Not waiting for the end of the season, The Sporting News, in a full-page splash in today's issue, names Dodger Jackie Robinson as the publication's Rookie of the Year. Although the Brooklyn infielder faced the challenges of being the century's first black big-leaguer, 'The Bible of Baseball' makes the selection based on his hitting, running, defensive play, and value to the team, according to the article written by legendary publisher J.G. Taylor Spink.
Dodger ace Sandy Koufax tosses a four-hitter, blanking St. Louis at Sportsman's Park, 4-0. The southpaw's scoreless effort establishes a National League record for shutouts thrown by lefties in a season with 11, five shy of Grover Cleveland Alexander's major league mark set in 1916 with the Phillies.
Dodgers southpaw Fernando Valenzuela ties White Sox freshman Ewell Russell's 1913 rookie record when he hurls his eighth shutout of the season, blanking Atlanta on three hits.
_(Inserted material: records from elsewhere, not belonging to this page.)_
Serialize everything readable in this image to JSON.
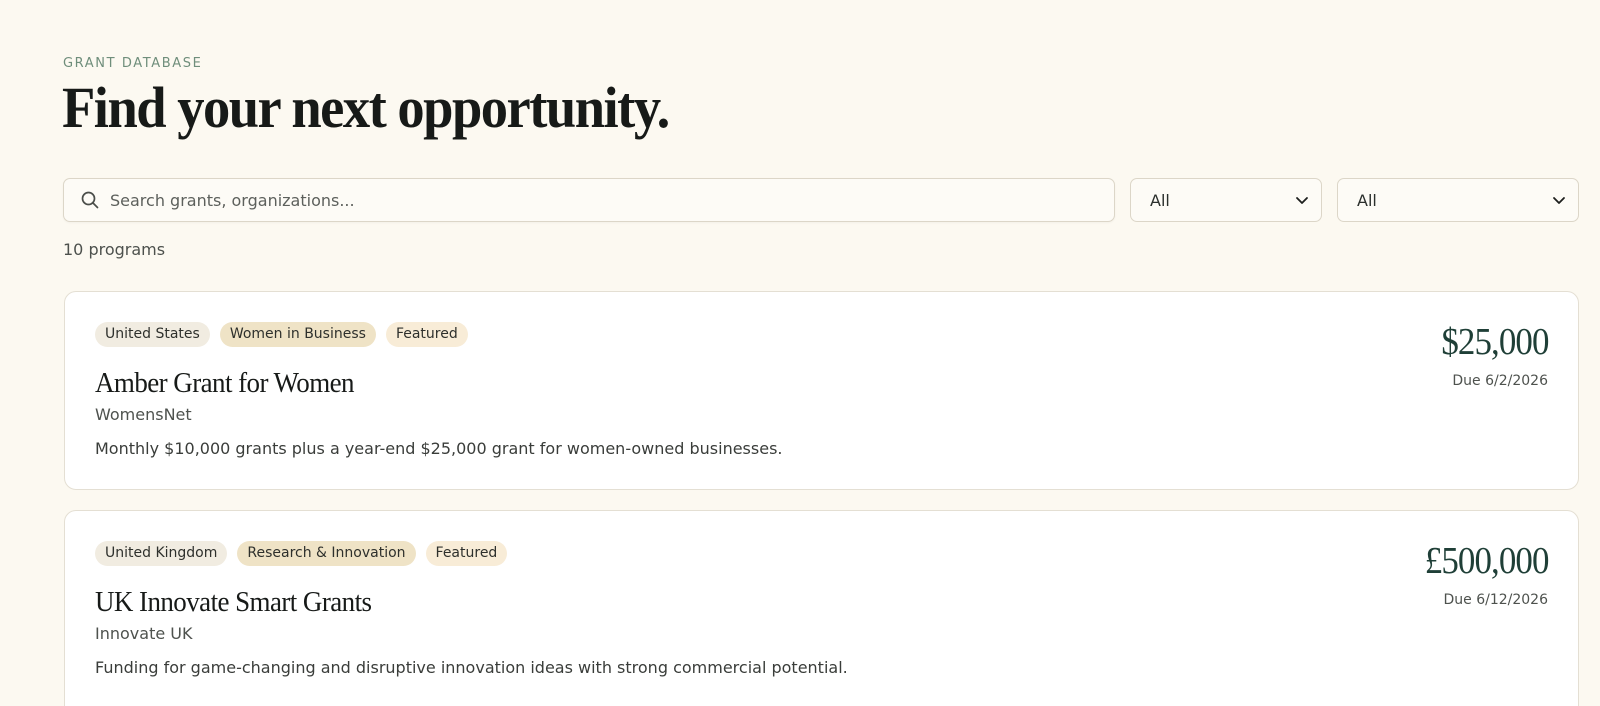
{
  "header": {
    "eyebrow": "GRANT DATABASE",
    "title": "Find your next opportunity."
  },
  "search": {
    "placeholder": "Search grants, organizations...",
    "value": ""
  },
  "filters": {
    "country": {
      "selected": "All"
    },
    "category": {
      "selected": "All"
    }
  },
  "results": {
    "count_label": "10 programs"
  },
  "grants": [
    {
      "tags": [
        "United States",
        "Women in Business",
        "Featured"
      ],
      "title": "Amber Grant for Women",
      "organization": "WomensNet",
      "description": "Monthly $10,000 grants plus a year-end $25,000 grant for women-owned businesses.",
      "amount": "$25,000",
      "due": "Due 6/2/2026"
    },
    {
      "tags": [
        "United Kingdom",
        "Research & Innovation",
        "Featured"
      ],
      "title": "UK Innovate Smart Grants",
      "organization": "Innovate UK",
      "description": "Funding for game-changing and disruptive innovation ideas with strong commercial potential.",
      "amount": "£500,000",
      "due": "Due 6/12/2026"
    }
  ],
  "icons": {
    "search": "search-icon",
    "dropdown": "chevron-down-icon"
  }
}
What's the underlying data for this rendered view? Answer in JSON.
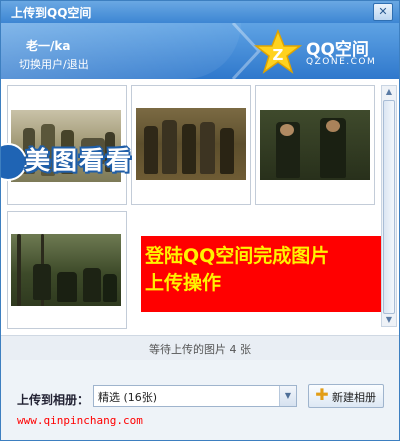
{
  "window": {
    "title": "上传到QQ空间",
    "close_glyph": "✕"
  },
  "banner": {
    "username": "老一/ka",
    "switch_text": "切换用户/退出",
    "brand_title": "QQ空间",
    "brand_sub": "QZONE.COM"
  },
  "overlay": {
    "watermark_text": "美图看看",
    "notice_line1": "登陆QQ空间完成图片",
    "notice_line2": "上传操作"
  },
  "status": {
    "pending_text": "等待上传的图片  4  张"
  },
  "footer": {
    "album_label": "上传到相册：",
    "album_value": "精选 (16张)",
    "new_album_label": "新建相册",
    "url": "www.qinpinchang.com"
  },
  "colors": {
    "accent": "#3d86d3",
    "notice_bg": "#ff0000",
    "notice_text": "#fff200",
    "url": "#ff0000"
  }
}
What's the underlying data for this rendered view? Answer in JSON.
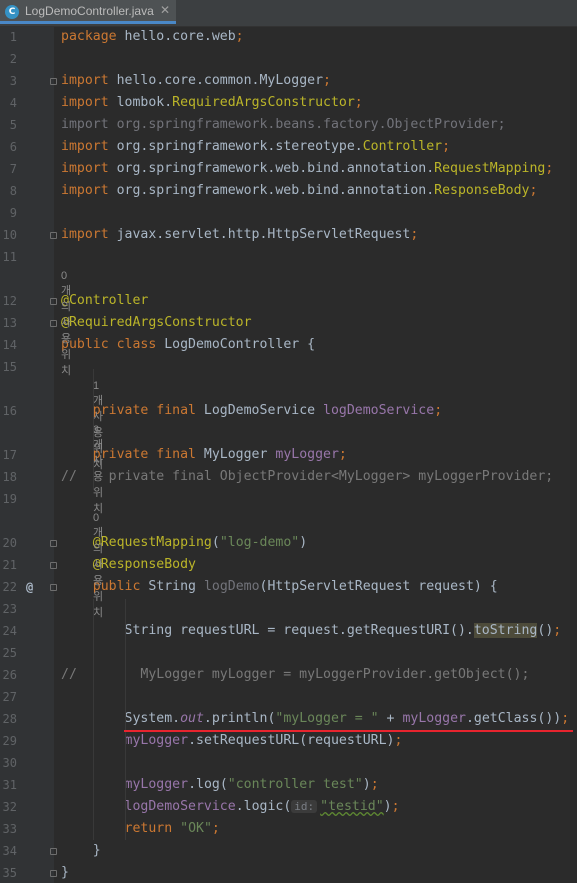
{
  "tab": {
    "icon_text": "C",
    "label": "LogDemoController.java",
    "close": "✕"
  },
  "gutter_marker": "@",
  "lines": [
    {
      "n": "1",
      "parts": [
        [
          "package",
          "kw"
        ],
        [
          " hello.core.web",
          ""
        ],
        [
          ";",
          "kw"
        ]
      ]
    },
    {
      "n": "2",
      "parts": []
    },
    {
      "n": "3",
      "parts": [
        [
          "import",
          "kw"
        ],
        [
          " hello.core.common.MyLogger",
          ""
        ],
        [
          ";",
          "kw"
        ]
      ]
    },
    {
      "n": "4",
      "parts": [
        [
          "import",
          "kw"
        ],
        [
          " lombok.",
          ""
        ],
        [
          "RequiredArgsConstructor",
          "ann"
        ],
        [
          ";",
          "kw"
        ]
      ]
    },
    {
      "n": "5",
      "parts": [
        [
          "import org.springframework.beans.factory.ObjectProvider;",
          "unused"
        ]
      ]
    },
    {
      "n": "6",
      "parts": [
        [
          "import",
          "kw"
        ],
        [
          " org.springframework.stereotype.",
          ""
        ],
        [
          "Controller",
          "ann"
        ],
        [
          ";",
          "kw"
        ]
      ]
    },
    {
      "n": "7",
      "parts": [
        [
          "import",
          "kw"
        ],
        [
          " org.springframework.web.bind.annotation.",
          ""
        ],
        [
          "RequestMapping",
          "ann"
        ],
        [
          ";",
          "kw"
        ]
      ]
    },
    {
      "n": "8",
      "parts": [
        [
          "import",
          "kw"
        ],
        [
          " org.springframework.web.bind.annotation.",
          ""
        ],
        [
          "ResponseBody",
          "ann"
        ],
        [
          ";",
          "kw"
        ]
      ]
    },
    {
      "n": "9",
      "parts": []
    },
    {
      "n": "10",
      "parts": [
        [
          "import",
          "kw"
        ],
        [
          " javax.servlet.http.HttpServletRequest",
          ""
        ],
        [
          ";",
          "kw"
        ]
      ]
    },
    {
      "n": "11",
      "parts": []
    },
    {
      "n": "12",
      "parts": [
        [
          "@Controller",
          "ann"
        ]
      ]
    },
    {
      "n": "13",
      "parts": [
        [
          "@RequiredArgsConstructor",
          "ann"
        ]
      ]
    },
    {
      "n": "14",
      "parts": [
        [
          "public class",
          "kw"
        ],
        [
          " LogDemoController {",
          ""
        ]
      ]
    },
    {
      "n": "15",
      "parts": []
    },
    {
      "n": "16",
      "parts": [
        [
          "    ",
          ""
        ],
        [
          "private final",
          "kw"
        ],
        [
          " LogDemoService ",
          ""
        ],
        [
          "logDemoService",
          "fld"
        ],
        [
          ";",
          "kw"
        ]
      ]
    },
    {
      "n": "17",
      "parts": [
        [
          "    ",
          ""
        ],
        [
          "private final",
          "kw"
        ],
        [
          " MyLogger ",
          ""
        ],
        [
          "myLogger",
          "fld"
        ],
        [
          ";",
          "kw"
        ]
      ]
    },
    {
      "n": "18",
      "parts": [
        [
          "//    private final ObjectProvider<MyLogger> myLoggerProvider;",
          "gray"
        ]
      ]
    },
    {
      "n": "19",
      "parts": []
    },
    {
      "n": "20",
      "parts": [
        [
          "    ",
          ""
        ],
        [
          "@RequestMapping",
          "ann"
        ],
        [
          "(",
          ""
        ],
        [
          "\"log-demo\"",
          "str"
        ],
        [
          ")",
          ""
        ]
      ]
    },
    {
      "n": "21",
      "parts": [
        [
          "    ",
          ""
        ],
        [
          "@ResponseBody",
          "ann"
        ]
      ]
    },
    {
      "n": "22",
      "parts": [
        [
          "    ",
          ""
        ],
        [
          "public",
          "kw"
        ],
        [
          " String ",
          ""
        ],
        [
          "logDemo",
          "unused"
        ],
        [
          "(HttpServletRequest request) {",
          ""
        ]
      ]
    },
    {
      "n": "23",
      "parts": []
    },
    {
      "n": "24",
      "parts": [
        [
          "        String requestURL = request.getRequestURI().",
          ""
        ],
        [
          "toString",
          "hl"
        ],
        [
          "()",
          ""
        ],
        [
          ";",
          "kw"
        ]
      ]
    },
    {
      "n": "25",
      "parts": []
    },
    {
      "n": "26",
      "parts": [
        [
          "//        MyLogger myLogger = myLoggerProvider.getObject();",
          "gray"
        ]
      ]
    },
    {
      "n": "27",
      "parts": []
    },
    {
      "n": "28",
      "parts": [
        [
          "        System.",
          ""
        ],
        [
          "out",
          "stat"
        ],
        [
          ".println(",
          ""
        ],
        [
          "\"myLogger = \"",
          "str"
        ],
        [
          " + ",
          ""
        ],
        [
          "myLogger",
          "fld"
        ],
        [
          ".getClass())",
          ""
        ],
        [
          ";",
          "kw"
        ]
      ]
    },
    {
      "n": "29",
      "parts": [
        [
          "        ",
          ""
        ],
        [
          "myLogger",
          "fld"
        ],
        [
          ".setRequestURL(requestURL)",
          ""
        ],
        [
          ";",
          "kw"
        ]
      ]
    },
    {
      "n": "30",
      "parts": []
    },
    {
      "n": "31",
      "parts": [
        [
          "        ",
          ""
        ],
        [
          "myLogger",
          "fld"
        ],
        [
          ".log(",
          ""
        ],
        [
          "\"controller test\"",
          "str"
        ],
        [
          ")",
          ""
        ],
        [
          ";",
          "kw"
        ]
      ]
    },
    {
      "n": "32",
      "parts": [
        [
          "        ",
          ""
        ],
        [
          "logDemoService",
          "fld"
        ],
        [
          ".logic(",
          ""
        ],
        [
          "id:",
          "inlay"
        ],
        [
          "\"testid\"",
          "strw"
        ],
        [
          ")",
          ""
        ],
        [
          ";",
          "kw"
        ]
      ]
    },
    {
      "n": "33",
      "parts": [
        [
          "        ",
          ""
        ],
        [
          "return",
          "kw"
        ],
        [
          " ",
          ""
        ],
        [
          "\"OK\"",
          "str"
        ],
        [
          ";",
          "kw"
        ]
      ]
    },
    {
      "n": "34",
      "parts": [
        [
          "    }",
          ""
        ]
      ]
    },
    {
      "n": "35",
      "parts": [
        [
          "}",
          ""
        ]
      ]
    }
  ],
  "hints": [
    {
      "text": "0개의 사용위치",
      "before": "12",
      "indent": 0
    },
    {
      "text": "1개 사용 위치",
      "before": "16",
      "indent": 1
    },
    {
      "text": "3개 사용 위치",
      "before": "17",
      "indent": 1
    },
    {
      "text": "0개의 사용위치",
      "before": "20",
      "indent": 1
    }
  ]
}
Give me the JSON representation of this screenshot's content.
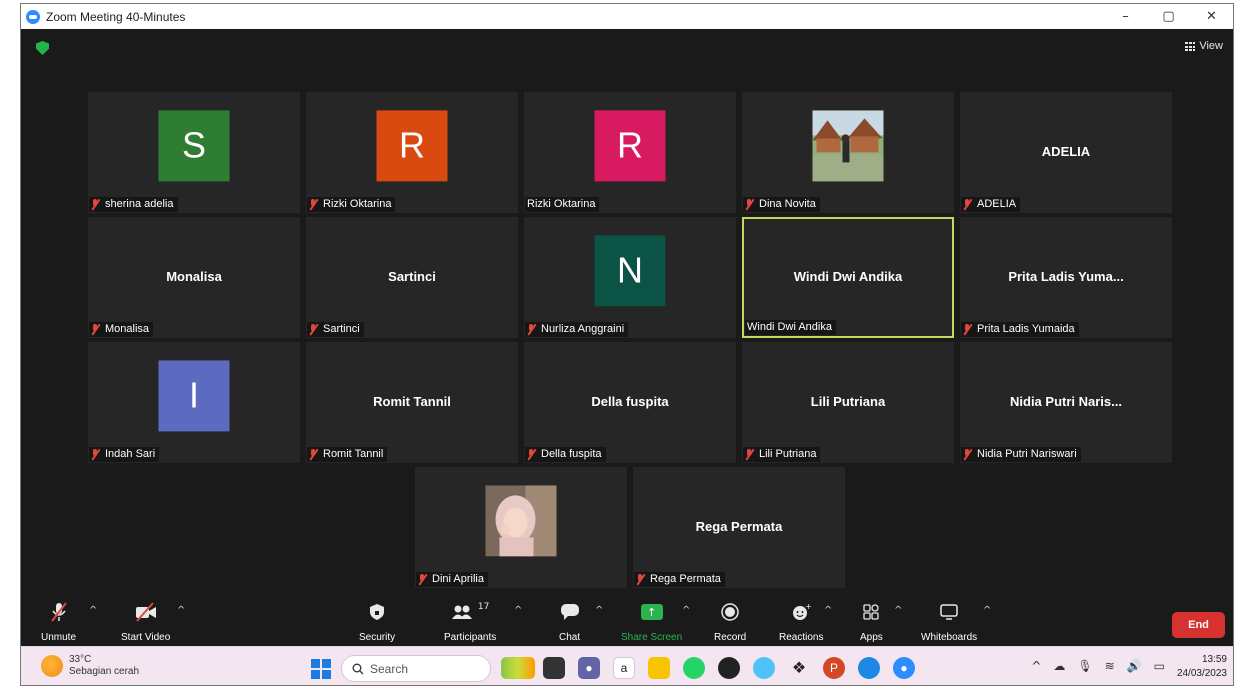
{
  "window": {
    "title": "Zoom Meeting 40-Minutes",
    "minimize": "–",
    "restore": "▢",
    "close": "✕"
  },
  "meeting": {
    "view_label": "View",
    "tiles": [
      {
        "kind": "avatar",
        "initial": "S",
        "color": "#2e7d32",
        "label": "sherina adelia",
        "muted": true
      },
      {
        "kind": "avatar",
        "initial": "R",
        "color": "#d84a10",
        "label": "Rizki Oktarina",
        "muted": true
      },
      {
        "kind": "avatar",
        "initial": "R",
        "color": "#d81b60",
        "label": "Rizki Oktarina",
        "muted": false
      },
      {
        "kind": "photo",
        "label": "Dina Novita",
        "muted": true
      },
      {
        "kind": "name",
        "display": "ADELIA",
        "label": "ADELIA",
        "muted": true
      },
      {
        "kind": "name",
        "display": "Monalisa",
        "label": "Monalisa",
        "muted": true
      },
      {
        "kind": "name",
        "display": "Sartinci",
        "label": "Sartinci",
        "muted": true
      },
      {
        "kind": "avatar",
        "initial": "N",
        "color": "#0b5345",
        "label": "Nurliza Anggraini",
        "muted": true
      },
      {
        "kind": "name",
        "display": "Windi Dwi Andika",
        "label": "Windi Dwi Andika",
        "muted": false,
        "active": true
      },
      {
        "kind": "name",
        "display": "Prita Ladis Yuma...",
        "label": "Prita Ladis Yumaida",
        "muted": true
      },
      {
        "kind": "avatar",
        "initial": "I",
        "color": "#5c6bc0",
        "label": "Indah Sari",
        "muted": true
      },
      {
        "kind": "name",
        "display": "Romit Tannil",
        "label": "Romit Tannil",
        "muted": true
      },
      {
        "kind": "name",
        "display": "Della fuspita",
        "label": "Della fuspita",
        "muted": true
      },
      {
        "kind": "name",
        "display": "Lili Putriana",
        "label": "Lili Putriana",
        "muted": true
      },
      {
        "kind": "name",
        "display": "Nidia Putri Naris...",
        "label": "Nidia Putri Nariswari",
        "muted": true
      },
      {
        "kind": "photo2",
        "label": "Dini Aprilia",
        "muted": true
      },
      {
        "kind": "name",
        "display": "Rega Permata",
        "label": "Rega Permata",
        "muted": true
      }
    ]
  },
  "toolbar": {
    "unmute": "Unmute",
    "start_video": "Start Video",
    "security": "Security",
    "participants": "Participants",
    "participants_count": "17",
    "chat": "Chat",
    "share_screen": "Share Screen",
    "record": "Record",
    "reactions": "Reactions",
    "apps": "Apps",
    "whiteboards": "Whiteboards",
    "end": "End",
    "share_color": "#2bb34f"
  },
  "taskbar": {
    "temperature": "33°C",
    "weather_desc": "Sebagian cerah",
    "search_placeholder": "Search",
    "time": "13:59",
    "date": "24/03/2023"
  }
}
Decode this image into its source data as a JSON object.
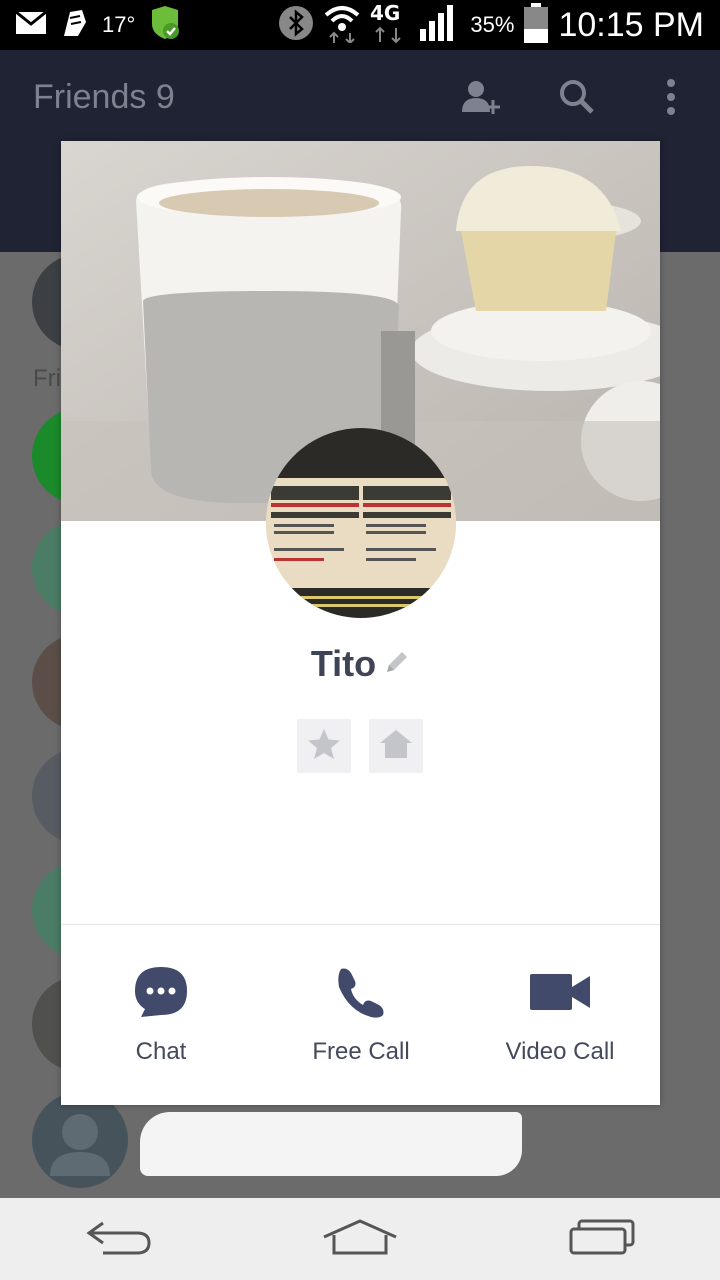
{
  "status_bar": {
    "temperature": "17°",
    "network": "4G",
    "battery": "35%",
    "time": "10:15 PM",
    "icons": [
      "mail-icon",
      "app-icon",
      "shield-check-icon",
      "bluetooth-icon",
      "wifi-icon",
      "lte-icon",
      "signal-icon",
      "battery-icon"
    ]
  },
  "header": {
    "title": "Friends 9",
    "icons": [
      "add-friend-icon",
      "search-icon",
      "more-icon"
    ]
  },
  "list": {
    "section_label": "Fri"
  },
  "profile": {
    "name": "Tito",
    "edit_icon": "pencil-icon",
    "favorite_icon": "star-icon",
    "home_icon": "home-icon"
  },
  "actions": [
    {
      "label": "Chat",
      "icon": "chat-bubble-icon"
    },
    {
      "label": "Free Call",
      "icon": "phone-icon"
    },
    {
      "label": "Video Call",
      "icon": "video-camera-icon"
    }
  ],
  "nav": {
    "icons": [
      "back-icon",
      "home-nav-icon",
      "recents-icon"
    ]
  },
  "colors": {
    "accent": "#3e4356",
    "header_bg": "#1f2333"
  }
}
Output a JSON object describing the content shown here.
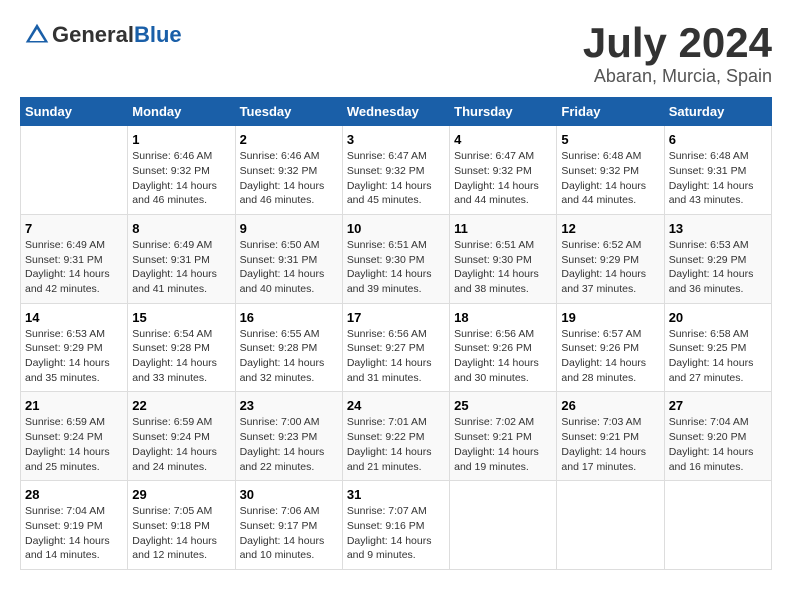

The 20-year-old Mexican's 2-0 victory breaks the previous National League mark shared by Irving Young (Braves, 1905), Grover Cleveland Alexander (Phillies, 1911), and Jerry Koosman (Mets, 1968).
Dodger right-hander Hideo Nomo no-hits the Rockies, 9-0, at Coors Field, becoming the only big-league hurler to accomplish the feat in the thin air of Denver. Tornado Boy's performance in Colorado is the best-attended no-no and is the only hitless game with a paid attendance of more than 50,000 fans.
Joe Torre, who will compile a 2326-1997 (.538.) managerial record during his 30 seasons as a skipper with Mets, Braves, Cardinals, Yankees, and the Dodgers, announces he will be retiring at the end of the month. Los Angeles immediately hires the team's hitting coach, Don Mattingly, to replace the 70-year-old, who will accept a position in February to assist Major League Baseball Commissioner Bud Selig as the new Executive Vice President for Baseball Operations.